⟨

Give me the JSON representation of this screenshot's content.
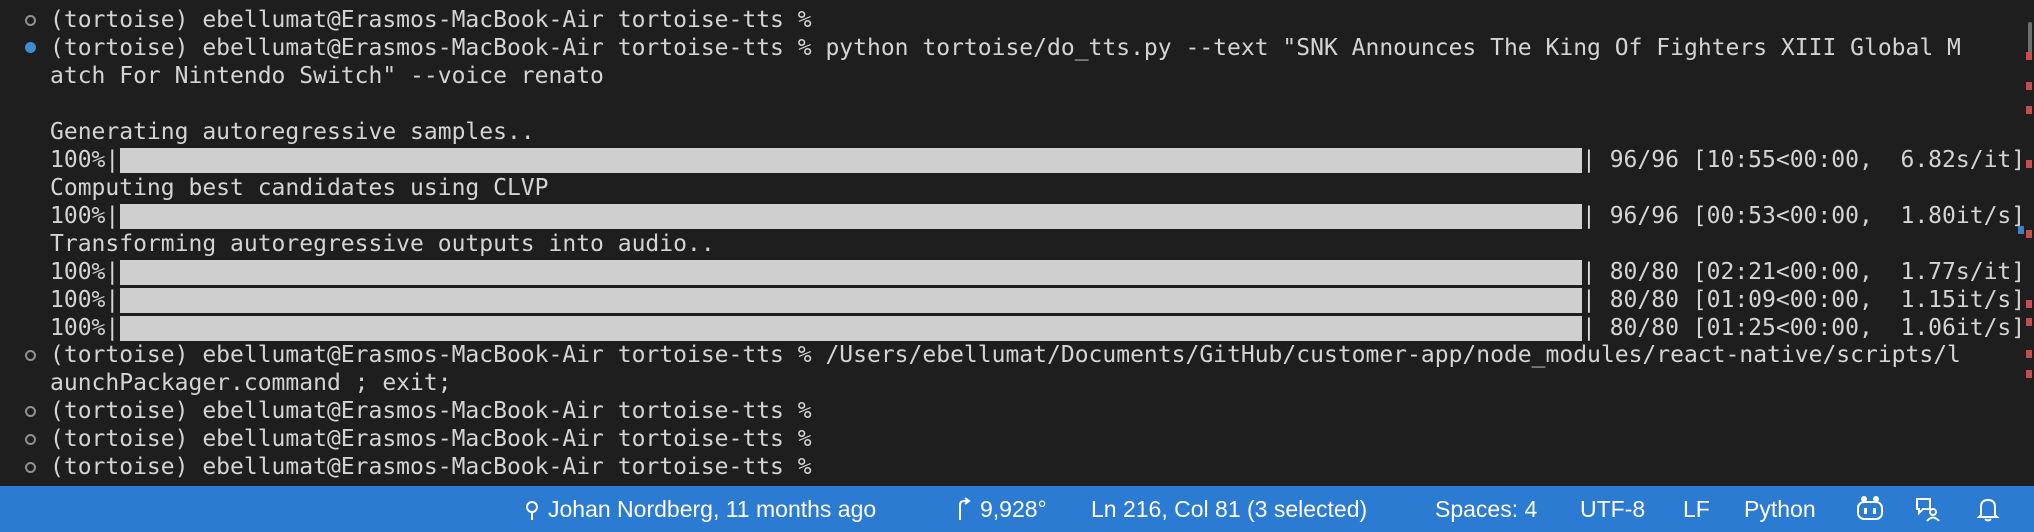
{
  "terminal": {
    "prompt": "(tortoise) ebellumat@Erasmos-MacBook-Air tortoise-tts %",
    "command_line1": "(tortoise) ebellumat@Erasmos-MacBook-Air tortoise-tts % python tortoise/do_tts.py --text \"SNK Announces The King Of Fighters XIII Global M",
    "command_line2": "atch For Nintendo Switch\" --voice renato",
    "generating": "Generating autoregressive samples..",
    "computing": "Computing best candidates using CLVP",
    "transforming": "Transforming autoregressive outputs into audio..",
    "progress": [
      {
        "percent_label": "100%|",
        "fraction": 1.0,
        "stats": "| 96/96 [10:55<00:00,  6.82s/it]"
      },
      {
        "percent_label": "100%|",
        "fraction": 1.0,
        "stats": "| 96/96 [00:53<00:00,  1.80it/s]"
      },
      {
        "percent_label": "100%|",
        "fraction": 1.0,
        "stats": "| 80/80 [02:21<00:00,  1.77s/it]"
      },
      {
        "percent_label": "100%|",
        "fraction": 1.0,
        "stats": "| 80/80 [01:09<00:00,  1.15it/s]"
      },
      {
        "percent_label": "100%|",
        "fraction": 1.0,
        "stats": "| 80/80 [01:25<00:00,  1.06it/s]"
      }
    ],
    "packager_line1": "(tortoise) ebellumat@Erasmos-MacBook-Air tortoise-tts % /Users/ebellumat/Documents/GitHub/customer-app/node_modules/react-native/scripts/l",
    "packager_line2": "aunchPackager.command ; exit;"
  },
  "statusbar": {
    "blame": "Johan Nordberg, 11 months ago",
    "degrees": "9,928°",
    "cursor": "Ln 216, Col 81 (3 selected)",
    "spaces": "Spaces: 4",
    "encoding": "UTF-8",
    "eol": "LF",
    "language": "Python",
    "background": "#2b7bd2",
    "icons": [
      "git-commit-icon",
      "branch-arrow-icon",
      "copilot-icon",
      "feedback-icon",
      "bell-icon"
    ]
  }
}
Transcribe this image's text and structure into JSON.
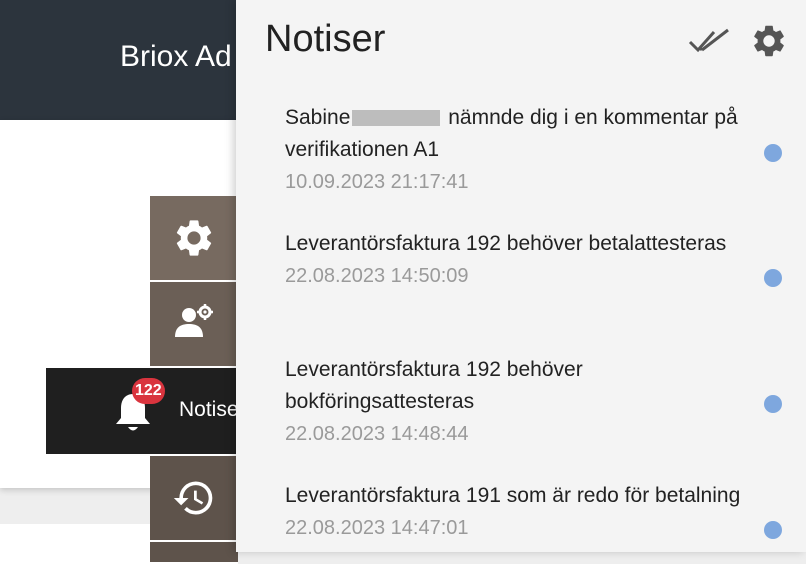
{
  "app": {
    "title": "Briox Ad"
  },
  "sidebar": {
    "notifications": {
      "label": "Notiser",
      "badge_count": "122"
    }
  },
  "panel": {
    "title": "Notiser",
    "items": [
      {
        "name_prefix": "Sabine",
        "text": "nämnde dig i en kommentar på verifikationen A1",
        "timestamp": "10.09.2023 21:17:41",
        "unread": true
      },
      {
        "text": "Leverantörsfaktura 192 behöver betalattesteras",
        "timestamp": "22.08.2023 14:50:09",
        "unread": true
      },
      {
        "text": "Leverantörsfaktura 192 behöver bokföringsattesteras",
        "timestamp": "22.08.2023 14:48:44",
        "unread": true
      },
      {
        "text": "Leverantörsfaktura 191 som är redo för betalning",
        "timestamp": "22.08.2023 14:47:01",
        "unread": true
      }
    ]
  },
  "colors": {
    "topbar": "#2c343d",
    "panel_bg": "#f4f4f4",
    "unread_dot": "#7ea7de",
    "badge": "#d9343e"
  }
}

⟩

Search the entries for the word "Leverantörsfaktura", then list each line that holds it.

* Output
        "text": "Leverantörsfaktura 192 behöver betalattesteras",
        "text": "Leverantörsfaktura 192 behöver bokföringsattesteras",
        "text": "Leverantörsfaktura 191 som är redo för betalning",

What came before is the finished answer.